What to produce: Each entry below is to be duplicated verbatim.

Dataset records:
=== Section Start ===

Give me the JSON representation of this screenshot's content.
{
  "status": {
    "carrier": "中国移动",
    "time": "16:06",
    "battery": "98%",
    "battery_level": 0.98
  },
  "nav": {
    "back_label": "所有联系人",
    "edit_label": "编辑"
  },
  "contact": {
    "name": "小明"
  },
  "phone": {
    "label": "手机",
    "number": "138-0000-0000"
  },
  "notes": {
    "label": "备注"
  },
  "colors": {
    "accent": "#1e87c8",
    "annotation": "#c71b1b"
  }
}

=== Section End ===

Exercise answer:
Give me the JSON representation of this screenshot's content.
{
  "status": {
    "carrier": "中国移动",
    "time": "16:06",
    "battery": "98%",
    "battery_level": 0.98
  },
  "nav": {
    "back_label": "所有联系人",
    "edit_label": "编辑"
  },
  "contact": {
    "name": "小明"
  },
  "phone": {
    "label": "手机",
    "number": "138-0000-0000"
  },
  "notes": {
    "label": "备注"
  },
  "colors": {
    "accent": "#1e87c8",
    "annotation": "#c71b1b"
  }
}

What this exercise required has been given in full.